This paper analyzes the wave of board destaggering that has occurred over the past fifteen years. Other studies have concluded that the result of this phenomenon has been a substantial destruction of firm value, purportedly caused by reorienting management from a long term to short term focus. We conclude that these results reflect a spurious correlation. We find, first, that board destaggering has occurred disproportionately among firms of very large market capitalization and, second, that firms with very large market capitalization also experienced disproportionate and unrelated relative drops in Tobin’s Q over the period in which destaggering has occurred. The association between destaggering and the drop in Tobin’s Q becomes statistically insignificant once one compares destaggering firms with other firms of similar market capitalisation. We analyse the claim that board destaggering is especially costly for firms with high R&D, and similarly find that once one takes account of unrelated differential fluctuations in among high and low R&D firms, there is no evidence that destaggering a board reduces the value of high R&D firms.
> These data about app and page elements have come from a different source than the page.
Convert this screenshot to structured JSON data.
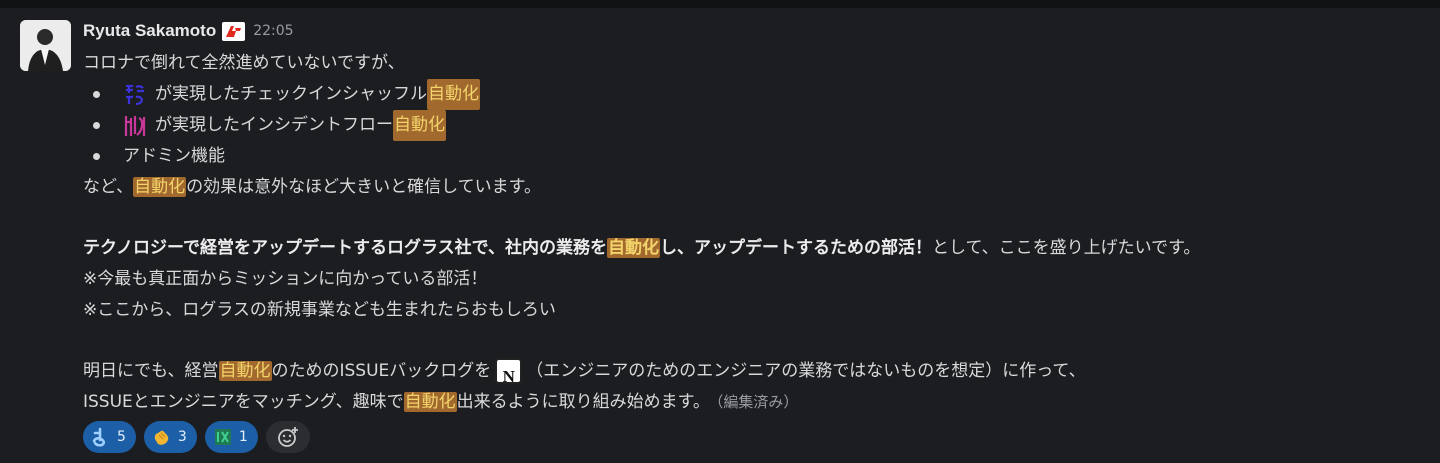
{
  "message": {
    "author": "Ryuta Sakamoto",
    "timestamp": "22:05",
    "status_badge_icon": "company-logo-icon",
    "lines": {
      "l1": "コロナで倒れて全然進めていないですが、",
      "b1_pre": "が実現したチェックインシャッフル",
      "b2_pre": "が実現したインシデントフロー",
      "b3": "アドミン機能",
      "l2_pre": "など、",
      "l2_post": "の効果は意外なほど大きいと確信しています。",
      "l3_bold_a": "テクノロジーで経営をアップデートするログラス社で、社内の業務を",
      "l3_bold_b": "し、アップデートするための部活！",
      "l3_rest": "として、ここを盛り上げたいです。",
      "l4": "※今最も真正面からミッションに向かっている部活！",
      "l5": "※ここから、ログラスの新規事業なども生まれたらおもしろい",
      "l6_a": "明日にでも、経営",
      "l6_b": "のためのISSUEバックログを",
      "l6_c": "（エンジニアのためのエンジニアの業務ではないものを想定）に作って、",
      "l7_a": "ISSUEとエンジニアをマッチング、趣味で",
      "l7_b": "出来るように取り組み始めます。",
      "edited": "（編集済み）"
    },
    "highlight_word": "自動化",
    "notion_letter": "N",
    "custom_emoji": [
      "custom-emoji-sugoi-icon",
      "custom-emoji-pink-icon"
    ]
  },
  "reactions": [
    {
      "icon": "yo-emoji-icon",
      "count": "5"
    },
    {
      "icon": "clap-emoji-icon",
      "count": "3"
    },
    {
      "icon": "custom-green-emoji-icon",
      "count": "1"
    }
  ],
  "add_reaction_icon": "add-reaction-icon",
  "colors": {
    "background": "#1b1d21",
    "highlight_bg": "#a2692f",
    "highlight_text": "#f2d46b",
    "reaction_bg": "#1d5fa6"
  }
}
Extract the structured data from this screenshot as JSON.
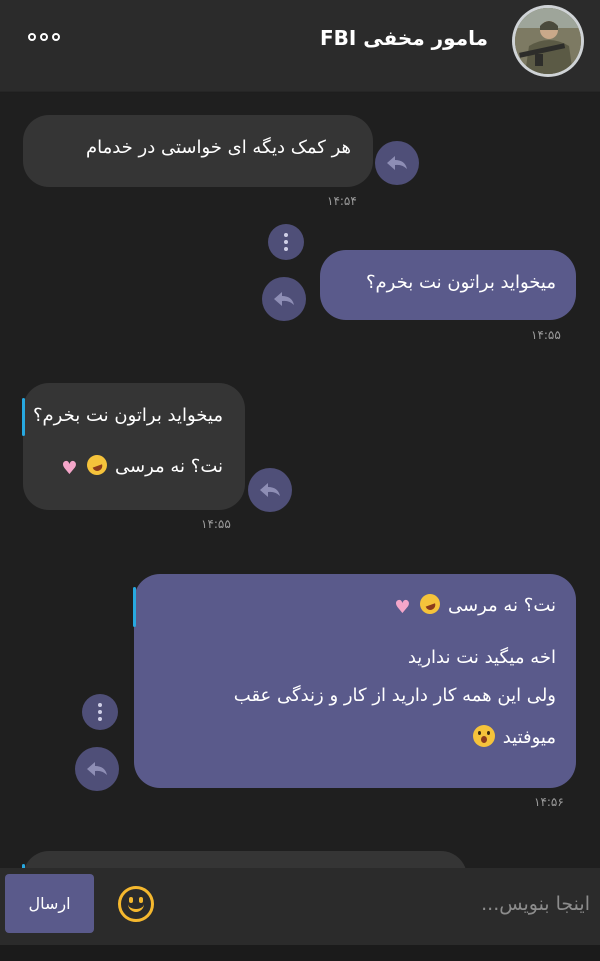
{
  "header": {
    "title": "مامور مخفی FBI",
    "menu_icon": "more-horizontal-icon",
    "avatar": "contact-avatar"
  },
  "messages": [
    {
      "direction": "incoming",
      "lines": [
        "هر کمک دیگه ای خواستی در خدمام"
      ],
      "time": "۱۴:۵۴"
    },
    {
      "direction": "outgoing",
      "lines": [
        "میخواید براتون نت بخرم؟"
      ],
      "time": "۱۴:۵۵"
    },
    {
      "direction": "incoming",
      "quote": "میخواید براتون نت بخرم؟",
      "lines": [
        "نت؟ نه مرسی"
      ],
      "time": "۱۴:۵۵"
    },
    {
      "direction": "outgoing",
      "quote": "نت؟ نه مرسی",
      "lines": [
        "اخه میگید نت ندارید",
        "ولی این همه کار دارید از کار و زندگی عقب",
        "میوفتید"
      ],
      "time": "۱۴:۵۶"
    }
  ],
  "composer": {
    "placeholder": "اینجا بنویس...",
    "send_label": "ارسال",
    "emoji_icon": "smiley-icon"
  },
  "colors": {
    "incoming_bubble": "#353535",
    "outgoing_bubble": "#5a5a8b",
    "quote_accent": "#27a8e0",
    "background": "#1f1f1f"
  }
}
From a methodological perspective, our analysis suggests that corporate governance studies using difference in differences or within firm designs should take account of the possibility that differential secular trends in asset prices may confound their results.
Glenn and Mary Jane Creamer Associate Professor of Business Administration, Harvard Business School
Assistant Professor of Finance,University of Chicago Booth School of Business
William J. Friedman and Alicia Townsend Friedman Professor of Law, Economics, and Finance
Harvard Law School